The recent murder by judiciary of Theresa Schiavo marked an ominous new turn in the movement toward the next great wave of democidal mania. And there can be no doubt that this was murder, for while the mere removal of a feeding tube was arguably nothing more than the cessation of extraordinary measures, no such defense can possibly apply to the Florida government forcibly preventing anyone from providing the late Mrs. Schiavo with food and water, however useless such offerings might have been.
And yet, despite the great alarm of many conservatives and more than a few liberals, the Schiavo murder does not convey any new power to the state or federal governments. It is simply an expansion of an existing power, the power of the United States’ government to legally kill its own citizens. As the definition of humanity is increasingly restricted, we can expect this power to be exercised more often and on a wider basis.
Engaging in arguments over redefining humanity is a fool’s game, for it is engaging the Culture of Death on its chosen battleground. Simply opening the matter for discussion is a victory for these Ahrimaniacs, as it represents the second of the three stages of their modus operandi:

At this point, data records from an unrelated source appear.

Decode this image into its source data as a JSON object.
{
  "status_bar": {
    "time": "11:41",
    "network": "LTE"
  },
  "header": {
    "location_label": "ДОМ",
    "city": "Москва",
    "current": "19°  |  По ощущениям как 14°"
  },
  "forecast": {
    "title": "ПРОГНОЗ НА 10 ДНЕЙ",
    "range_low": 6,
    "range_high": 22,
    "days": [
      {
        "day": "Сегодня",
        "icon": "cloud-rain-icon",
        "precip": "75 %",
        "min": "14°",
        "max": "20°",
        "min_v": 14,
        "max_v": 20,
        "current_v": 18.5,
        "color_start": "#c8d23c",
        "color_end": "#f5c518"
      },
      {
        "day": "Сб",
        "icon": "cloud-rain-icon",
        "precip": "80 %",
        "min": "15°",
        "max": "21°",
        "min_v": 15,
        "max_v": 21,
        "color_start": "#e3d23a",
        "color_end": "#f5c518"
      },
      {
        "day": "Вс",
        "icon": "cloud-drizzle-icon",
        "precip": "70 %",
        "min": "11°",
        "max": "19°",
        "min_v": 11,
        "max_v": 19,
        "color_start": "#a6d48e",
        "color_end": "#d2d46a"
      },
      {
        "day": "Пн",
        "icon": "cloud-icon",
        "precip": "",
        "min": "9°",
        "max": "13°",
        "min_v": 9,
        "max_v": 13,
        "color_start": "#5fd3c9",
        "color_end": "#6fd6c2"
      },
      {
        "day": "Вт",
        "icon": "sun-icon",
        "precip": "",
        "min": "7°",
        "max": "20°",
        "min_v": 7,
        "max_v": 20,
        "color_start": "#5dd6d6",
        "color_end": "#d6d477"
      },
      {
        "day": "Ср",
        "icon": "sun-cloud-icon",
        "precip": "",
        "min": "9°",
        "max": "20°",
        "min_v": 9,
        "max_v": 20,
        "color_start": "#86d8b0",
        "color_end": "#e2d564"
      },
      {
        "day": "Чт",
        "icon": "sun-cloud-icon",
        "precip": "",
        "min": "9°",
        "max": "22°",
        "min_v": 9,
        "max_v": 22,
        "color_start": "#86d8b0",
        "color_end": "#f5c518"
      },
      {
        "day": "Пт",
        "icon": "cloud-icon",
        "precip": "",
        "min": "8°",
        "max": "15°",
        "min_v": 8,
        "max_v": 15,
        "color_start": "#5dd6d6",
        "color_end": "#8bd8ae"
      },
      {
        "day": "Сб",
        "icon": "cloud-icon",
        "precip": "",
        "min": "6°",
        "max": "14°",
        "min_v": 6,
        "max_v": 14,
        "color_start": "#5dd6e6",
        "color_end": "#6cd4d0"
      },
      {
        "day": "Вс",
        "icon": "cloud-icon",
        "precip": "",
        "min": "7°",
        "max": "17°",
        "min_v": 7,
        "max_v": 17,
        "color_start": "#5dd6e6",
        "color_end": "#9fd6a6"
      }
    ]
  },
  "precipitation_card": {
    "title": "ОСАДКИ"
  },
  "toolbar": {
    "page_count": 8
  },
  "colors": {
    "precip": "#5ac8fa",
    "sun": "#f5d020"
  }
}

- DECLARE: Assert X, a concept which is completely at odds with mainstream thinking.
- DEBATE: Insert X into the daily media flow in order to desensitize the mainstream.
- DESTROY: Attack opponents of X in the courts, in the legislatures, in the media and, above all, in the court of public opinion.
These modern-day devotees of Kali-Durga seek to engage the nation in an ongoing discussion of matters relating to the quality of life, the economics of health care for the elderly and the responsibility of the individual to the collective. They know that what is horrific in the eyes of the mainstream today may well be accepted as normal, even natural, tomorrow. Slippery slope argumentation is much maligned, but critics of it find it hard to otherwise explain the evolution of everything from smoking bans in bars to homosexual marriages in Massachusetts.
But stopping the Culture of Death before it builds up steam will require that conservatives give up their irrational love for their favored form of government killing: capital punishment. This affection is sadly misplaced, for even the most powerful arguments in favor of the death penalty can be refuted with ease. For example, which has more likely led to the drop in violent crime over the past four decades, 70 annual executions or the fact that 192 million Americans now live in Right To Carry states? And given Dun and Bradstreet’s 1999 estimate that 1,100 Chinese laogai produce annual revenues of $9.36 billion, it is impossible to argue that housing prisoners for life must necessarily be an economic burden for society.
In embracing the death penalty and attempting to defend it on biblical principles, conservatives are again confusing legality with morality, mistaking human legislation for God’s Law. This confusion was highlighted by the angry conservative response to the Schiavo murder, which was, from start to finish, manifestly legal. But the death penalty sanctioned by Mosaic Law had no connection to any government, and from a Christian perspective, Jesus Christ’s only encounter with the death penalty was to interfere with its operation and spare the intended victim.
Against this, pro-death penalty Christians will naturally turn to Romans 13. But this verse is a double-edged sword, for such an interpretation not only requires acceptance of the American death penalty, but also the Communist Chinese government’s forced abortions, the Soviet Union’s mass starvations and the National Socialists’ gas chambers, among many other lethal historical events – all of which were legal actions of the legitimate authorities. It would also require the repudiation of America’s own Founding Fathers, who were unquestionably in rebellion against the well-established authority of King George III.
The inescapable truth is that people have far more to fear from their own government than they do from violent criminals living in their midst. In the 20th century, national governments killed an estimated 185 million people – far more than the 8.4 million murders estimated to have been committed by criminals. These murderous governments represent more than 30 percent of the current United Nations’ member states, and in addition to the usual suspects include Mexico, Poland, Spain and even the modern, democratically elected French Fifth Republic.
The great lesson of government is that its power, once possessed, will eventually be used. One cannot give a government the ability to kill the worst of its citizens without also giving it the power to kill the rest. The tombstone of Theresa Schiavo bears mute witness to that deadly fact.